Turkish philanthropist and civil society activist, Osman Kavala, jailed for 20 months facing terrorism charges over the 2013 Gezi Park mass anti-government protests, said in an interview published on Wednesday there was a second investigation into him in relation to the July 15 failed military coup three years ago.

Kavala and 15 other suspects facing a total of 47,520 years in prison will appear in court on Thursday for a hearing of the Gezi trial. The defendants are charged with attempting to violently overthrow the government by organising the protests, the biggest demonstrations against President Recep Tayyip Erdoğan since he came to power in 2003.

“The fiction in the indictment is total nonsense,” Kavala wrote from prison in a letter published by the T-24 news website. 

According to the 657-page indictment Kavala acted as chief conspirator of 2013 protests, sponsoring sedition through his non-profit organisation Anadolu Kültür, set up to support peace and democracy through arts and culture, and his ties to the local branch of the Open Society Foundation, established by American-Hungarian investor George Soros. 

Yiğit Aksakoğlu, another civil society activist charged in the case, was released at the previous hearing of the trial on June 24. While Aksakoğlu’s release prompted hopes that Kavala might also be freed while the trial continues, the Turkish businessman said that possible new charges meant it would be unlikely that he would be let out.

“It seems they will rule for my release at some point. But this does not mean that I will be out of jail,” Kavala said. “After my arrest, ungrounded charges of supporting the July 15 coup attempt have been kept as a separate investigation and the decision on my detention was strangely linked to both cases,” he said.
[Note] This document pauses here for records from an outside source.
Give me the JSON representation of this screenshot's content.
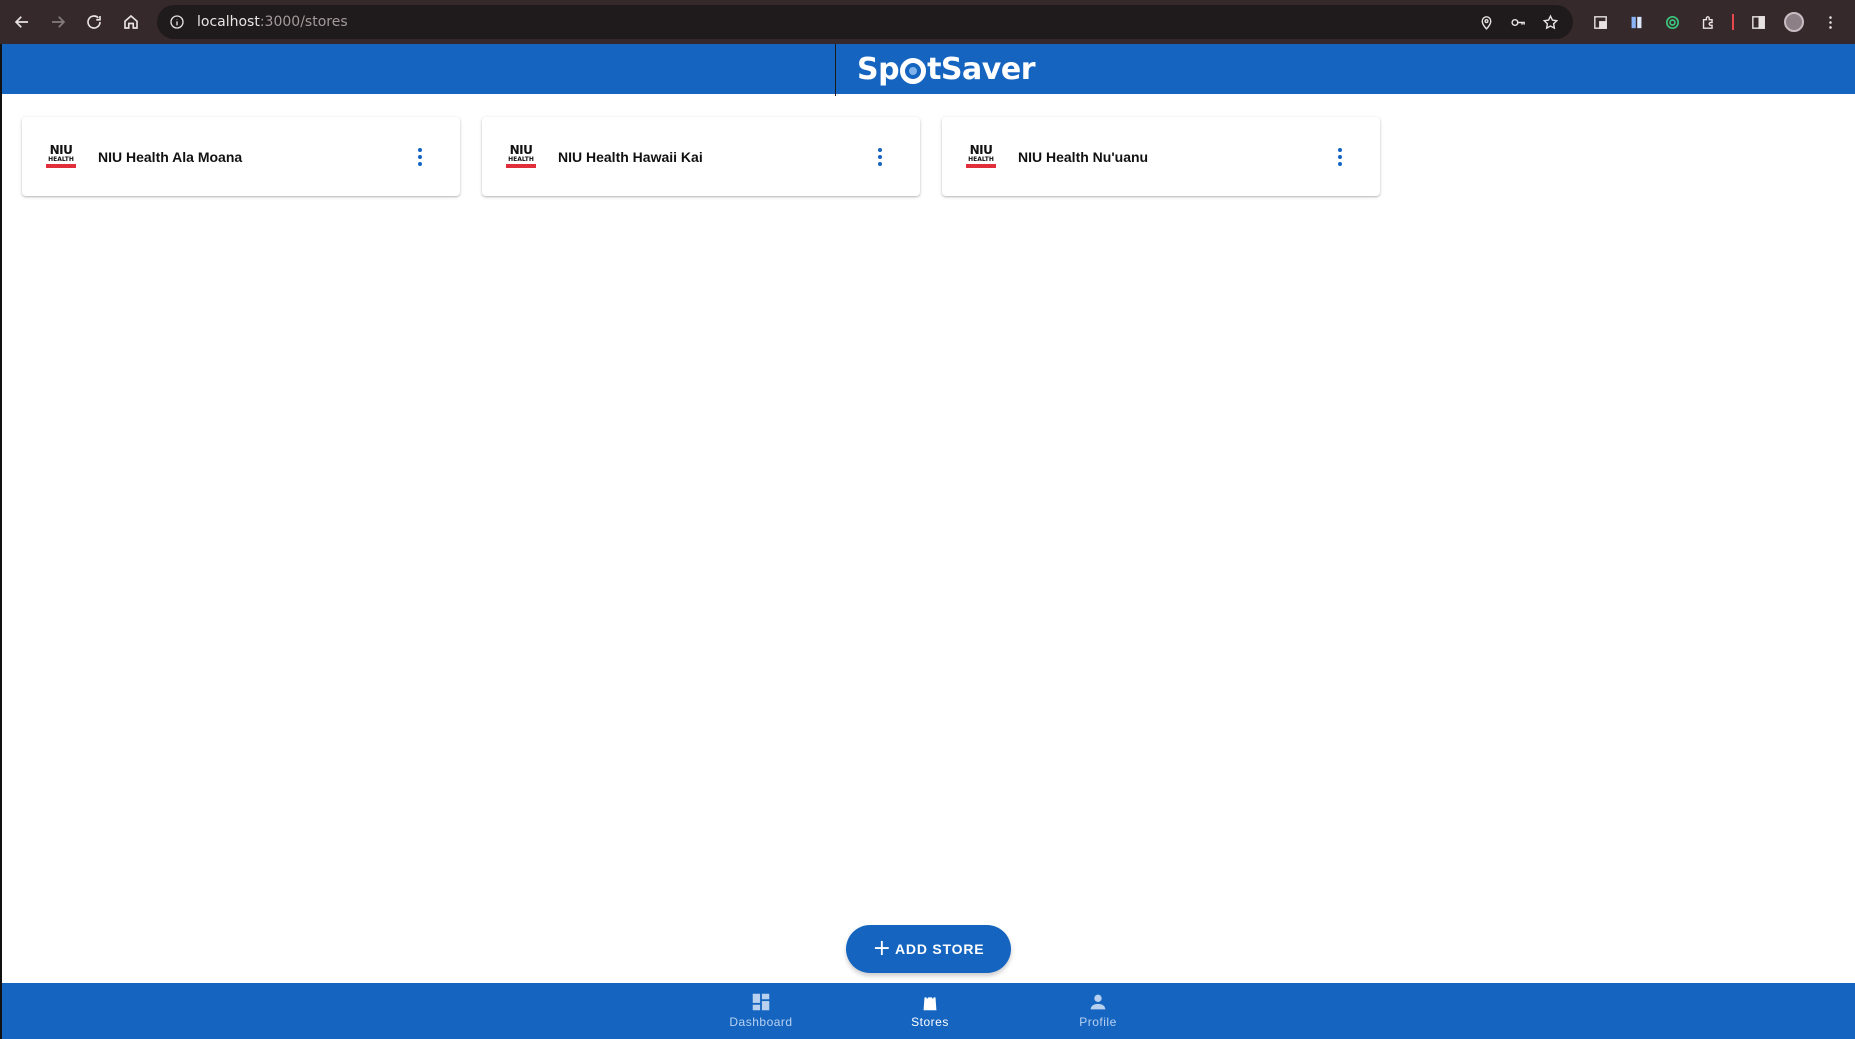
{
  "browser": {
    "url_host": "localhost",
    "url_path": ":3000/stores"
  },
  "header": {
    "logo_text_before": "Sp",
    "logo_text_after": "tSaver"
  },
  "stores": [
    {
      "name": "NIU Health Ala Moana",
      "logo_top": "NIU",
      "logo_sub": "HEALTH"
    },
    {
      "name": "NIU Health Hawaii Kai",
      "logo_top": "NIU",
      "logo_sub": "HEALTH"
    },
    {
      "name": "NIU Health Nu'uanu",
      "logo_top": "NIU",
      "logo_sub": "HEALTH"
    }
  ],
  "fab": {
    "label": "ADD STORE",
    "icon": "plus-icon"
  },
  "bottom_nav": {
    "items": [
      {
        "label": "Dashboard",
        "icon": "dashboard-icon",
        "active": false
      },
      {
        "label": "Stores",
        "icon": "shopping-bag-icon",
        "active": true
      },
      {
        "label": "Profile",
        "icon": "person-icon",
        "active": false
      }
    ]
  },
  "colors": {
    "primary": "#1565c0",
    "chrome_bg": "#35292c"
  }
}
The government blames the Gülen movement, a secretive Islamist group formerly allied to Erdoğan, for the 2016 failed putsch. Kavala has been accused of links to the Gülenists, as well as disparate armed organisations including the Kurdistan Workers’ Party (PKK) and far-left Revolutionary People’s Liberation Army-Front (DHKP-C).